    It’s so much easier for those constant whiners to zero in on Murray and concentrate their fire than to acknowledge that our OL couldn’t stand up to the elite DLs they faced in the four games the Dawgs lost. And that we never had consistency in the running game partly because the holes weren’t there and we had a merry-go-round of injuries and suspensions. Murray’s numbers for the season indicate how effective he can be. But when things go haywire because other units aren’t very good at their jobs then yeah, he has his screw-ups too.

    But now that the Fire Richt! crowd has been thwarted for the time being on that front, they can’t help but find a new target.

  26. 69Dawg

    Murray = Joe Cox without the red hair. Sorry Joe at least you could win an occasional big game.

  27. Skeeter

    I just don’t believe Hutson killed those 5 prostitutes.

  28. Biggus Rickus

    I really don’t understand why anyone puts any stock in bowl games. They often have bizarre outcomes due to long layoffs, player eligibility issues, lack of motivation, coaching changes and so on. They’re predictive of nothing for the next season, and they often don’t provide much indication of a current team’s ability. When Georgia blew out A&M in 2009 it didn’t matter. When they lost to UCF last year it didn’t matter. They simply don’t matter, and it really annoys me when people read shit into them.

  29. KennyT

    I honestly believe that Purdue fans had similar discussions about QB play circa Jan. 1999. The anti-Breesists were upset about his 20 ints his sophomore season.

  30. Greg

    Stats are for losers. The proof is in the winning. — Gene Stallings (around 1992).

    • Biggus Rickus

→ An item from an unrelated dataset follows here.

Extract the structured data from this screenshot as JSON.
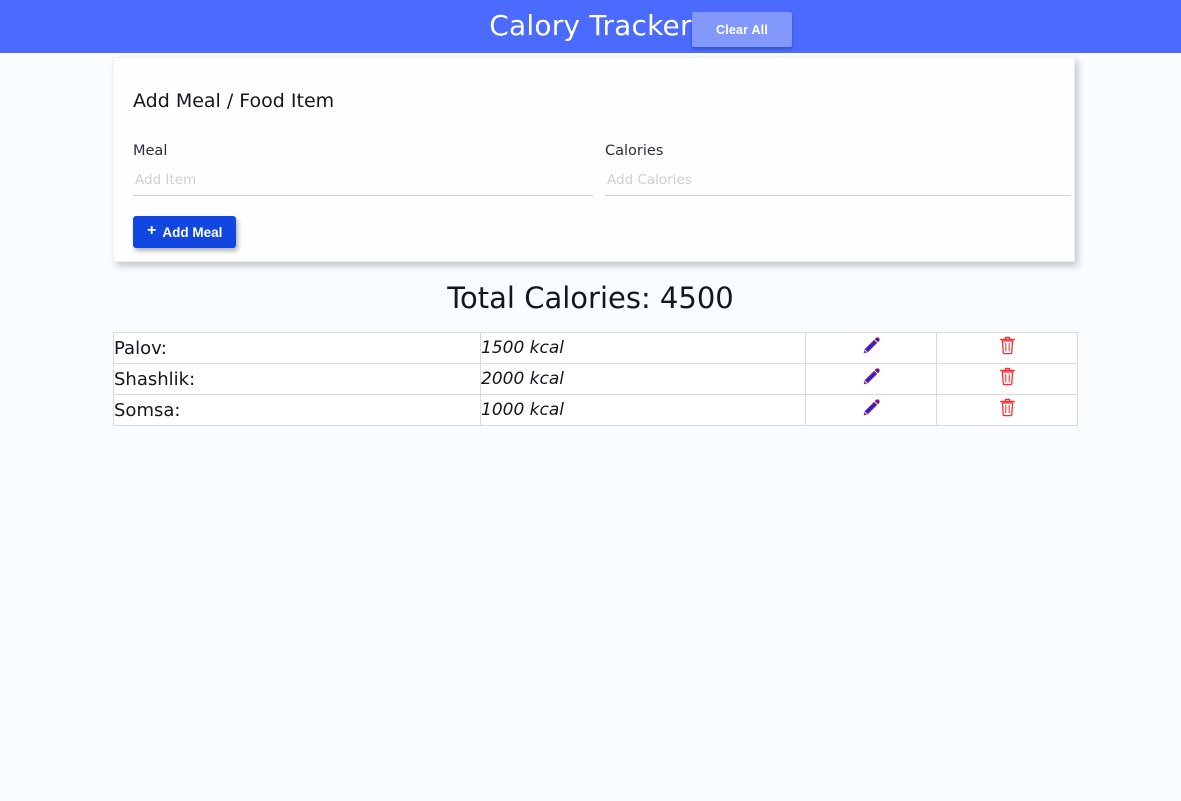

      Stupid quotes from Gene Stallings are for idiots. Statistics inform analysis. – Biggus Rickus (around 11:44 am EST)

      • Depends on your statistics. As others have pointed out, the statistics don’t emphasize the gravity of those three turnovers.

        • Biggus Rickus

          As I quoted myself saying, they inform analysis. They aren’t the whole story. However, for all of the turnovers, Murray did enough to get Georgia to a point where a stop in the final 1:55 would have won the game.

          • You have to be able to view the other side of the coin though. We would not have needed a stop in the final 1:55 had he not turned the ball over three times. I think we all agree Murray can be a very good QB. He can be an elite QB if he can control himself in pressure situations.

            • Biggus Rickus

              Tell that to the people who want Hutson Mason to play. I just think people are being entirely unreasonable in their digs at Murray. He’s not perfect, but neither has any other Georgia QB been.

              • Agreed. Not perfect. Flashes of brilliance from Murray which I think is why people get frustrated. The biggest surprise to me this season was the wide receivers. Just awesome talent for the next few years.

  31. FanSince59

    The only reason “we” won the east this season is due to the weakest schedule in the conference. Period. And for all you “hope springs eternal” fans who think next year is going to be better. Well, dream on. Your going to have an awfully long wait.